Fratianno said participating in the program makes her feel more comfortable with math and more confident about passing the placement test. If she does, next semester she’ll be in college-level math.
“I really feel like this is like a booster for next semester,” she said. “An extra boost for me.”
Marvin Williams, 18, who took pre-calculus as a high school senior, took his ACT and “bombed it.” He’s in the Bridge program because he didn’t want to take a remedial class he wouldn’t benefit from. UNLV students don’t receive college credits for remedial courses.
“It’s a great thing, free of charge,” he said. “They are looking out for students and their education.”
UNLV also offered a summer Bridge program for incoming freshmen and enrolled students struggling to pass remedial math. This was the second year the university offered the summer Bridge program, and it was the first year it was open to current students as well, said Ann McDonough, dean of UNLV’s Academic Success Center.
“Students often delay taking math,” she said. “Math is a real barrier for students and prevents them from earning their degrees. We are working to address that.”
Anxiety can also get in the way of students taking their math classes and sometimes the classes they need are not available, she said.
“Students are often afraid of math because they don’t have the study skills,” she said.
A total of 355 incoming freshmen and current students took part in the summer Bridge program, according to UNLV statistics.

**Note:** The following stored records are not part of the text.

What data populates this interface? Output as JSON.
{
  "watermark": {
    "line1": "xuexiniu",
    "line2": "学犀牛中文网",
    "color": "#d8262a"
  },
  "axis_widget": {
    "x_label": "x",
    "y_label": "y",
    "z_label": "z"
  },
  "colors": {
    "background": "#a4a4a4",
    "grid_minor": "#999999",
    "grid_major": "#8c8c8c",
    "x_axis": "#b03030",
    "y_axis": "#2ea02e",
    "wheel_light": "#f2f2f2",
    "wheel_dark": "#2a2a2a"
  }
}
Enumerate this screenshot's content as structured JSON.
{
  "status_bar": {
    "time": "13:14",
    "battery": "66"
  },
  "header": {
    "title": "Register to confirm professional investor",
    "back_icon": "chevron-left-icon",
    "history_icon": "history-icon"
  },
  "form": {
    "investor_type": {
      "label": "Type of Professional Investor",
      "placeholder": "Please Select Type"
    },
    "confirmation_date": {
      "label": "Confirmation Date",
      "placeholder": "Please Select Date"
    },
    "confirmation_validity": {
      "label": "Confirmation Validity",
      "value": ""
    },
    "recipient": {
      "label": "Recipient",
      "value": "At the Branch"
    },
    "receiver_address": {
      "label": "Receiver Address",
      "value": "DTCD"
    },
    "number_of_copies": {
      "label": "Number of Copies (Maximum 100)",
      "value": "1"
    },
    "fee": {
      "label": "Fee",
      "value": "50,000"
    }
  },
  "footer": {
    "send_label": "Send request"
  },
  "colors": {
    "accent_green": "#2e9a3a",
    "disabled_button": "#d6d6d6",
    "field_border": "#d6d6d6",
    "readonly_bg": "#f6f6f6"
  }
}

Of that number, 292, or 82.3 percent, were successful in moving forward to a college-level course.
The program was free as long as the students completed and attended classes, McDonough said.
It costs about $200 per student for the program and the funding comes from the provost’s office. Those who register for the Bridge program and then don’t attend are charged.

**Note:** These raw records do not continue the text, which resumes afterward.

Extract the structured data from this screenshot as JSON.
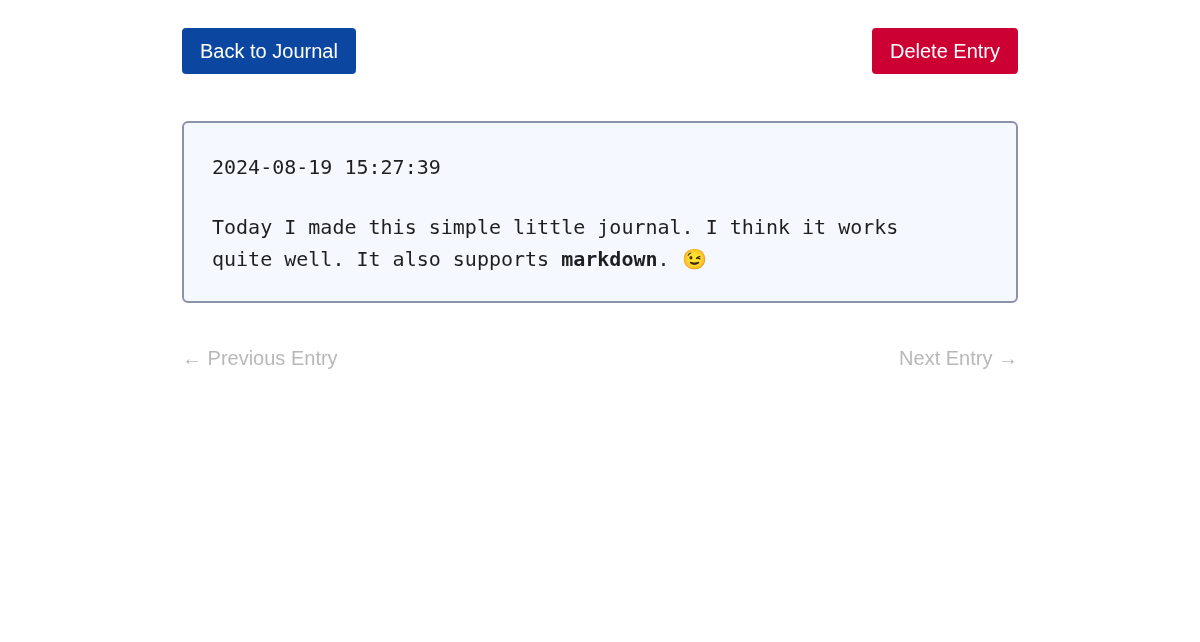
{
  "header_buttons": [
    {
      "label": "Back to Journal",
      "kind": "primary"
    },
    {
      "label": "Delete Entry",
      "kind": "danger"
    }
  ],
  "entry": {
    "timestamp": "2024-08-19 15:27:39",
    "body": "Today I made this simple little journal. I think it works quite well. It also supports **markdown**. 😉"
  },
  "navigation": [
    {
      "label": "← Previous Entry",
      "disabled": true
    },
    {
      "label": "Next Entry →",
      "disabled": true
    }
  ]
}
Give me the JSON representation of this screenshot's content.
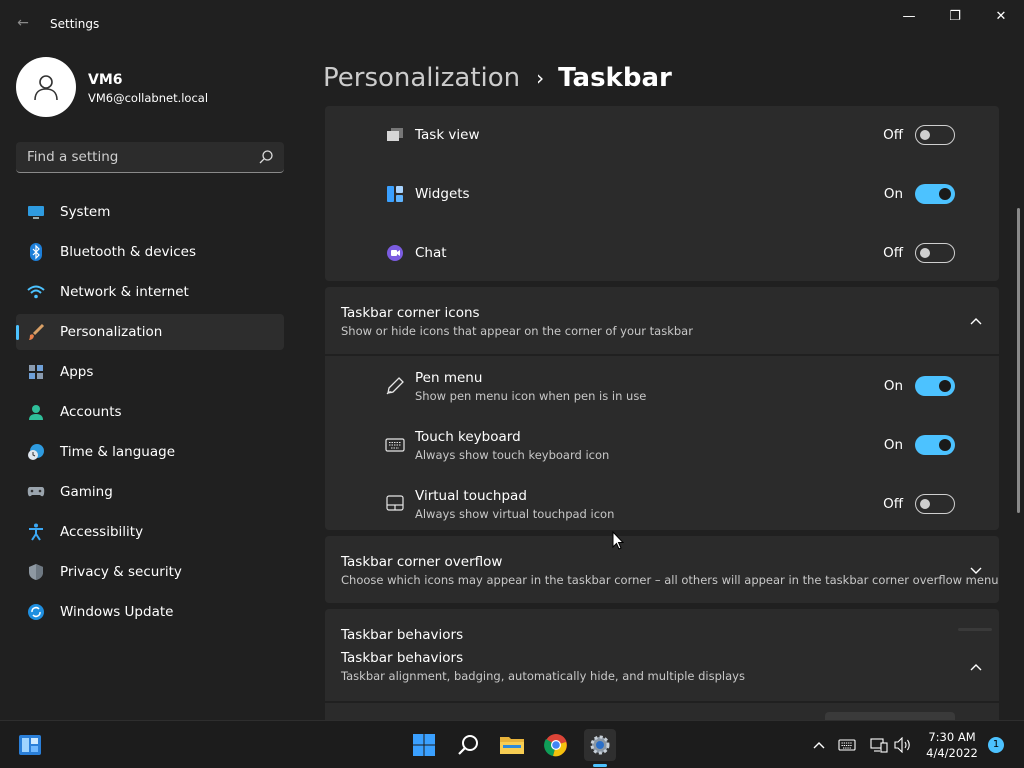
{
  "window": {
    "title": "Settings",
    "back_glyph": "←",
    "minimize_glyph": "—",
    "maximize_glyph": "❐",
    "close_glyph": "✕"
  },
  "user": {
    "name": "VM6",
    "email": "VM6@collabnet.local"
  },
  "search": {
    "placeholder": "Find a setting"
  },
  "sidebar": {
    "items": [
      {
        "label": "System",
        "icon": "monitor-icon"
      },
      {
        "label": "Bluetooth & devices",
        "icon": "bluetooth-icon"
      },
      {
        "label": "Network & internet",
        "icon": "wifi-icon"
      },
      {
        "label": "Personalization",
        "icon": "brush-icon",
        "active": true
      },
      {
        "label": "Apps",
        "icon": "apps-icon"
      },
      {
        "label": "Accounts",
        "icon": "person-icon"
      },
      {
        "label": "Time & language",
        "icon": "clock-globe-icon"
      },
      {
        "label": "Gaming",
        "icon": "gamepad-icon"
      },
      {
        "label": "Accessibility",
        "icon": "accessibility-icon"
      },
      {
        "label": "Privacy & security",
        "icon": "shield-icon"
      },
      {
        "label": "Windows Update",
        "icon": "update-icon"
      }
    ]
  },
  "breadcrumb": {
    "parent": "Personalization",
    "separator": "›",
    "current": "Taskbar"
  },
  "taskbar_items": [
    {
      "title": "Task view",
      "state": "Off",
      "on": false,
      "icon": "task-view-icon"
    },
    {
      "title": "Widgets",
      "state": "On",
      "on": true,
      "icon": "widgets-icon"
    },
    {
      "title": "Chat",
      "state": "Off",
      "on": false,
      "icon": "chat-icon"
    }
  ],
  "corner_icons": {
    "title": "Taskbar corner icons",
    "subtitle": "Show or hide icons that appear on the corner of your taskbar",
    "items": [
      {
        "title": "Pen menu",
        "subtitle": "Show pen menu icon when pen is in use",
        "state": "On",
        "on": true,
        "icon": "pen-icon"
      },
      {
        "title": "Touch keyboard",
        "subtitle": "Always show touch keyboard icon",
        "state": "On",
        "on": true,
        "icon": "keyboard-icon"
      },
      {
        "title": "Virtual touchpad",
        "subtitle": "Always show virtual touchpad icon",
        "state": "Off",
        "on": false,
        "icon": "touchpad-icon"
      }
    ]
  },
  "corner_overflow": {
    "title": "Taskbar corner overflow",
    "subtitle": "Choose which icons may appear in the taskbar corner – all others will appear in the taskbar corner overflow menu"
  },
  "behaviors": {
    "ghost_title": "Taskbar behaviors",
    "title": "Taskbar behaviors",
    "subtitle": "Taskbar alignment, badging, automatically hide, and multiple displays"
  },
  "clock": {
    "time": "7:30 AM",
    "date": "4/4/2022"
  },
  "notifications": {
    "count": "1"
  },
  "colors": {
    "accent": "#4cc2ff",
    "background": "#202020",
    "card": "#2b2b2b"
  }
}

Officials are looking for resources to offer the program year-round, she said.
“They (the students) save money and time,” McDonough said. “We are looking forward to continue to grow this program so we can help more students.”
In summer and fall 2012, 30.1 percent of freshmen enrolled in remedial courses at UNLV, according to a Nevada System of Higher Education report, Summer and Fall 2012 Remedial and Developmental Report.

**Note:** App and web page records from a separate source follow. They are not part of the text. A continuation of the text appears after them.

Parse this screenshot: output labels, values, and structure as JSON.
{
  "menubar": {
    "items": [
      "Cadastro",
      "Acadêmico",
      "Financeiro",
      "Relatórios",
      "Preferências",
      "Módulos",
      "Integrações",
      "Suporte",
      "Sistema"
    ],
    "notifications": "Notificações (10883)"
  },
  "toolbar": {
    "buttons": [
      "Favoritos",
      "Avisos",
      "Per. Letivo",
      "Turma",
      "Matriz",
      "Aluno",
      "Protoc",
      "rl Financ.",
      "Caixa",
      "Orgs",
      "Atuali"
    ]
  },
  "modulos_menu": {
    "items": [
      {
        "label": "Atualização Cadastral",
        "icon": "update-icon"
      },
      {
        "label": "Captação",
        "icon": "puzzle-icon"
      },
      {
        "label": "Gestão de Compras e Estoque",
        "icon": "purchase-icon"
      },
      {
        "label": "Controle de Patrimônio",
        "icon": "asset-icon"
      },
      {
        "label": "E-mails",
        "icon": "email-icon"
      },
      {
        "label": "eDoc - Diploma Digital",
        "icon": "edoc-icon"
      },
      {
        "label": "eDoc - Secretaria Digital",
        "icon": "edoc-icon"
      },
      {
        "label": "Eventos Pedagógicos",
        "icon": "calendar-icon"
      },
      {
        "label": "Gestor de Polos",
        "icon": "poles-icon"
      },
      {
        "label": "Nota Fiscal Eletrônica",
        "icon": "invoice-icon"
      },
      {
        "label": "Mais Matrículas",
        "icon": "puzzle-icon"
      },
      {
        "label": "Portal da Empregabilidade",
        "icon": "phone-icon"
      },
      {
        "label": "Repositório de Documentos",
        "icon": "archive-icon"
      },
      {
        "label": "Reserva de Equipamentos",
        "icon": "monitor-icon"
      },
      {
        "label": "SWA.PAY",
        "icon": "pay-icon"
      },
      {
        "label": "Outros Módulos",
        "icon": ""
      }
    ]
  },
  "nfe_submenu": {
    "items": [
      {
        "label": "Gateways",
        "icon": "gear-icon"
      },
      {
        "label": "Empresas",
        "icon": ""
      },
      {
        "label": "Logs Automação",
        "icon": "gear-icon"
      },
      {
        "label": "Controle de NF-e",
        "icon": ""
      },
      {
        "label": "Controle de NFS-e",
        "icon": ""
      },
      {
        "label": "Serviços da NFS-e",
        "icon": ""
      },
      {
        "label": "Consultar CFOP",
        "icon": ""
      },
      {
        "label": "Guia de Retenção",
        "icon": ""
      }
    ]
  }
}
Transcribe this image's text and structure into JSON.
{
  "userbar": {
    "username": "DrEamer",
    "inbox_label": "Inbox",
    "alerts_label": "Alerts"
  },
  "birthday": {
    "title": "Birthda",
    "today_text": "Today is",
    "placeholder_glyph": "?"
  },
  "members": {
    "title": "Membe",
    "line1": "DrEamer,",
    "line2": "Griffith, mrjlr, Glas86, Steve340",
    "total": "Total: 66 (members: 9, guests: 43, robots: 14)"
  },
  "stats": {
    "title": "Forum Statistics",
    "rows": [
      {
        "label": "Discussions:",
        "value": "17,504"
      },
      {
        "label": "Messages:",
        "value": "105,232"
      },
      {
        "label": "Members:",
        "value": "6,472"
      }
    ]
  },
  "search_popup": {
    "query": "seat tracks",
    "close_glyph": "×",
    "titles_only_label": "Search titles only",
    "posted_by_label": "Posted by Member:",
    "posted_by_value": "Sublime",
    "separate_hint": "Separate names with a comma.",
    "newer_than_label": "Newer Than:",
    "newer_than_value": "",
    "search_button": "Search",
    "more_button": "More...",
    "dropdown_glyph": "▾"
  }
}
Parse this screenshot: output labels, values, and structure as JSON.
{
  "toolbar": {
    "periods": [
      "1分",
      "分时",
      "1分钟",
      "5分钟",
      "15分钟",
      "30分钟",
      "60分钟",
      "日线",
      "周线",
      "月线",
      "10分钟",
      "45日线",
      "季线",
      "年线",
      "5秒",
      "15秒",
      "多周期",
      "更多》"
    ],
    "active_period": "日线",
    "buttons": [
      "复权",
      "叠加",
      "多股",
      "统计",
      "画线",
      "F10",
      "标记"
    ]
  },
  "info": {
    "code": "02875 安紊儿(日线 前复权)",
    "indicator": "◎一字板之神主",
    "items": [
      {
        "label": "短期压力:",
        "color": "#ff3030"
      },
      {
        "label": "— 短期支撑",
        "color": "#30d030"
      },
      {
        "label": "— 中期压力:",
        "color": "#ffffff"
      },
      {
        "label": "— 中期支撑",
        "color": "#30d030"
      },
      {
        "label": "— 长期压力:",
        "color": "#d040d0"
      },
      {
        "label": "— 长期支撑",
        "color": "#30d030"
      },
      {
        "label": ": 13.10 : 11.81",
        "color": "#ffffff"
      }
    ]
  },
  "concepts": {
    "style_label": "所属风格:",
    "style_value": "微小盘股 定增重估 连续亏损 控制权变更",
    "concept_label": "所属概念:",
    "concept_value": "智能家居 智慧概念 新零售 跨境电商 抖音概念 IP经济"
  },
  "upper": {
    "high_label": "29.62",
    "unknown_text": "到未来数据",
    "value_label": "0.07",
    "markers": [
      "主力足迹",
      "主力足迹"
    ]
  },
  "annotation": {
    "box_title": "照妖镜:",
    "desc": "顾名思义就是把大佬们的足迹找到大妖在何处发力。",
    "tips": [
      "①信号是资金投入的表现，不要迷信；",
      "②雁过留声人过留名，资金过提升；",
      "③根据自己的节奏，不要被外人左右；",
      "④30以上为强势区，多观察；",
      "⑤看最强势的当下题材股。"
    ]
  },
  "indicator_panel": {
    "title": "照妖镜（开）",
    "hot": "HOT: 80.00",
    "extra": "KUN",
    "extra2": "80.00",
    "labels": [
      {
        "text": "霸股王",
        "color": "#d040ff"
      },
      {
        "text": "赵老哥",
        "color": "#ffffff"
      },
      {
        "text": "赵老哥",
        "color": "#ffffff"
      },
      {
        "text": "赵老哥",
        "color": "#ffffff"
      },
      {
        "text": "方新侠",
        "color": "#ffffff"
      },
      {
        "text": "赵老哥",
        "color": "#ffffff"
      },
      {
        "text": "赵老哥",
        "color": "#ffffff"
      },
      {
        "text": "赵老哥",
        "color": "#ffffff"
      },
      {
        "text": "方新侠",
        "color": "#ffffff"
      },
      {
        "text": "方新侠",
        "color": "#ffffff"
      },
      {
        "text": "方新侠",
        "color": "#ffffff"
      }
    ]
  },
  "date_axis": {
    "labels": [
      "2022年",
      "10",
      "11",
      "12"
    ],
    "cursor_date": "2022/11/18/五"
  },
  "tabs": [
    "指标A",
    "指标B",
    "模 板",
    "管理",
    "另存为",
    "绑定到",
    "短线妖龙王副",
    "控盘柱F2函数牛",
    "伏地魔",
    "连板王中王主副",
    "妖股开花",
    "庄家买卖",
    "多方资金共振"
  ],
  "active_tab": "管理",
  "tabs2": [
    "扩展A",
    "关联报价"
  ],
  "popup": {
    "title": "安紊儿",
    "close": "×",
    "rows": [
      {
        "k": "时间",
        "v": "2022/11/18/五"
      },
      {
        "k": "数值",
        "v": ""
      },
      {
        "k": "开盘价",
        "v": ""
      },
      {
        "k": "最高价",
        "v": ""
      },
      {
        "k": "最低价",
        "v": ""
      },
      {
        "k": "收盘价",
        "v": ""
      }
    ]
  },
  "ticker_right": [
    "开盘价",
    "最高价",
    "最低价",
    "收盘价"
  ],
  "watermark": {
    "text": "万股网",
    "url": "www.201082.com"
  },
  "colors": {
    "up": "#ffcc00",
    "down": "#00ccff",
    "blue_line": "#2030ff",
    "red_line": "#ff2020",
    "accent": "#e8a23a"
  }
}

Statewide, 31.6 percent of students who graduated from high school in 2012 enrolled in remedial courses.
But beginning with the incoming freshmen class this fall semester, students won’t be able to delay their remedial courses anymore.
A new Nevada System of Higher Education policy was implemented this fall and calls for degree-seeking students who need remedial courses to complete their remediation before hitting 30 college credits.
Officials didn’t leave course selection entirely up to struggling freshmen. This year, officials selected and enrolled freshmen in the classes they require, said Carl Reiber, vice provost for academic affairs at UNLV.
By the end of their first year, or 30 credits, they will have taken math, English and a first-year seminar class.
“That gets them off on the right foot,” Reiber said.
Students who fail to take the appropriate courses their first year will be placed on probation, Reiber said. But each student will be looked at individually because they are at different levels.
“Each student is unique,” he said.
The policy change doesn’t apply to sophomores, juniors and seniors who chose not to take their remedial courses their first year.
“They were delaying their graduation,” Reiber said. “This is not how it should be. A lot of the students have pushed (math) back to their senior year because they are afraid. It’s not going to go away; you have to do it.”
Students delaying their remedial courses created other issues as well, such as crowding freshmen out of classes they need to take.
“Going forward, that’s not going to happen any more,” Reiber said. “Our intent is to eliminate that.”
Reporter Yesenia Amaro can be reached at 702-383-0440, or firstname.lastname@example.org